CELT Faculty Spotlight: Professor Ken Scaglia

Check out how out this talented faculty member scaffolds a challenging assignment and evokes excellent outcomes!

Professor Ken Scaglia

Professor of Art – Foundation + Applied Arts

Department of Art

Honors 398

Identify Yourself

Spring 2019, 2020

The course aims to present the connection between visual arts and self-awareness in the changing world of what a person’s identity means for their future. Included are contemporary art-making methods and how the making of art involves creative problem solving. The relationship between process, form, and content for presentations will also be examined.

Mask Project. Create two masks, either contrasting in form or a progression of form.

The mask project will develop both the ability to conceal and reveal in the constructed form of two masks which can substitute or distort our true selves. The mask forms will be discovered through discussion and examination of personal authenticity.

Week 1: Introduction of mask histories. Presentation of examples and resources.

Week 2: Sketch development, collection of materials for scale mockups.

Week 3: Source materials. Begin assemblies.

Week 4: Assemblies continue.

Week 5: Final assemblies and photography.

At each step in the process an individual critique will take place.

Each student has the opportunity to confront their personal authenticity and reveal aspects of their complexity as a person to others. The class-wide discussions that take place are spirited, yet respectful, and guided toward the artistic method and form which helps realize the final presentation.

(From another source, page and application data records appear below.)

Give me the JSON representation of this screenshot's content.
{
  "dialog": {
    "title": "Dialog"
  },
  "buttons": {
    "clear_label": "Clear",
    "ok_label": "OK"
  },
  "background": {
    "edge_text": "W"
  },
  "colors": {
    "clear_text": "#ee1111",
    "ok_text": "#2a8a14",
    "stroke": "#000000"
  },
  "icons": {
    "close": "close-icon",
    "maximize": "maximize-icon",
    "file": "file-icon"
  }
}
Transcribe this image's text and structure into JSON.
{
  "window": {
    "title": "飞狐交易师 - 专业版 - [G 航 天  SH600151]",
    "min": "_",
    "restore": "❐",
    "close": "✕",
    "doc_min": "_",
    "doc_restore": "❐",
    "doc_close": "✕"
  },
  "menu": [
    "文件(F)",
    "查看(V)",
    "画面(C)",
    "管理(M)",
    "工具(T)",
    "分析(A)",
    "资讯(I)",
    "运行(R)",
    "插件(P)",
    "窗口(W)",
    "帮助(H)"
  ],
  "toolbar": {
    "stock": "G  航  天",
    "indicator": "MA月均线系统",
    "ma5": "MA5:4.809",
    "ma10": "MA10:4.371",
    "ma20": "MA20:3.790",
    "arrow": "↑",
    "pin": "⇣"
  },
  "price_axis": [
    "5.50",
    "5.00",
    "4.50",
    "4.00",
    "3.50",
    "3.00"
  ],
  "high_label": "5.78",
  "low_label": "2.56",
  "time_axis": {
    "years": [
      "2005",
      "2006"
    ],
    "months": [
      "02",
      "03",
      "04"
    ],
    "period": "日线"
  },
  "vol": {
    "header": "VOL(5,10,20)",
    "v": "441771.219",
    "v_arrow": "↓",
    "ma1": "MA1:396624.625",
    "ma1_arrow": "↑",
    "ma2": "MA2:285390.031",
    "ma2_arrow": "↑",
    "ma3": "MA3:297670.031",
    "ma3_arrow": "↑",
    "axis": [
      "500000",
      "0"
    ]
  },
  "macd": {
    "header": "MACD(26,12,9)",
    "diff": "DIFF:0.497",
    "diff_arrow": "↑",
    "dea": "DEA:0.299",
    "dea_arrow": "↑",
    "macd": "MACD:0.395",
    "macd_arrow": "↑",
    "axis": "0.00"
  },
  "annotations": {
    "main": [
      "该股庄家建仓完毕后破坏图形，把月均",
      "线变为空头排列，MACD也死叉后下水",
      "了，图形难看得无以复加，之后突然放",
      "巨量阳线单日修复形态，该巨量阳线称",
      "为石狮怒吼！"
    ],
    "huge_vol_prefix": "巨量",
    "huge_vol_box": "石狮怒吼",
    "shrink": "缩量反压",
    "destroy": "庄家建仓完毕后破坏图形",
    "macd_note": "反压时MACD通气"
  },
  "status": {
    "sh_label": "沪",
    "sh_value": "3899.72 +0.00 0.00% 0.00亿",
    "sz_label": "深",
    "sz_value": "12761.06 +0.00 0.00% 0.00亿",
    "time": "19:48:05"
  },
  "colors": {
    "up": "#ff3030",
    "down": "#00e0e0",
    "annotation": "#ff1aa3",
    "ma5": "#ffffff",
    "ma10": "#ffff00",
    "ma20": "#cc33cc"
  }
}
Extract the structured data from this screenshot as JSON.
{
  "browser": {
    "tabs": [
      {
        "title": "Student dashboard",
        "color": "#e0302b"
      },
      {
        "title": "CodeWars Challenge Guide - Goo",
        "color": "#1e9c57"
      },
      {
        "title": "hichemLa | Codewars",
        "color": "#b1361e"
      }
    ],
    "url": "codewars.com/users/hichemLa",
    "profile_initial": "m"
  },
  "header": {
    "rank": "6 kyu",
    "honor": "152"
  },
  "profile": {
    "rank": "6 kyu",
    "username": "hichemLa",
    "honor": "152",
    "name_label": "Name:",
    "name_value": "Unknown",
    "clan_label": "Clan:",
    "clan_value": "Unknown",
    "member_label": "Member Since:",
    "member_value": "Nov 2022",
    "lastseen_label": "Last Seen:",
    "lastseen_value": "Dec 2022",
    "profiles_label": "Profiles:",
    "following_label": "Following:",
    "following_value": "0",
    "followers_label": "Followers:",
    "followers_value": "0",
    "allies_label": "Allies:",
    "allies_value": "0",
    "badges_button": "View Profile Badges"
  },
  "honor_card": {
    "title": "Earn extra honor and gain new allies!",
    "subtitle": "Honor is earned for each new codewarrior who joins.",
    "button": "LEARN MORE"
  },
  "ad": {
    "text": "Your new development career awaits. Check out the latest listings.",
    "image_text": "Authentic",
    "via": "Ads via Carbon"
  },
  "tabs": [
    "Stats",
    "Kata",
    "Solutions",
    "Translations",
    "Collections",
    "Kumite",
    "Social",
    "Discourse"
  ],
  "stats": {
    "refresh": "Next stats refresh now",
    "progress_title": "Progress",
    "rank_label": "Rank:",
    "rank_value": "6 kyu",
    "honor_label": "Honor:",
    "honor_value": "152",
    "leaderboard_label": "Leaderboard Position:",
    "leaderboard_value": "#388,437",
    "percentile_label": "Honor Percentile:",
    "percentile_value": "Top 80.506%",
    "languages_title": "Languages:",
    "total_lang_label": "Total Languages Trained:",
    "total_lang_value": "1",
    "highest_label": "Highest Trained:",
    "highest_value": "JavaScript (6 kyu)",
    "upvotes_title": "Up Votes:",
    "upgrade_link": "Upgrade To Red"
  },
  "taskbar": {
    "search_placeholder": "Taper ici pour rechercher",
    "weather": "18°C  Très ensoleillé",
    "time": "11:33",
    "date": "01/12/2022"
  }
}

Increase the accessibility of your content!

thumbnail_image002Does this look familiar in your Blackboard courses?

What do your students see? 

Want to fix this for all of your documents?

On Wednesday, October 23 we will again be holding a workshop where you will get hands-on assistance to turn all the red and yellow indicators to green, in order to provide alternative formats for those using assistive technologies. Remember, Ally focuses on making new and existing content more accessible for all users, not just those with disabilities/accessibility challenges.

Please have your documents that need adjustments readily accessible either on a thumb drive, or through your email, or one-drive.

The session on October 23rd will be held in Haas Library, Room 434, 1:30pm – 3:30pm

Please RSVP to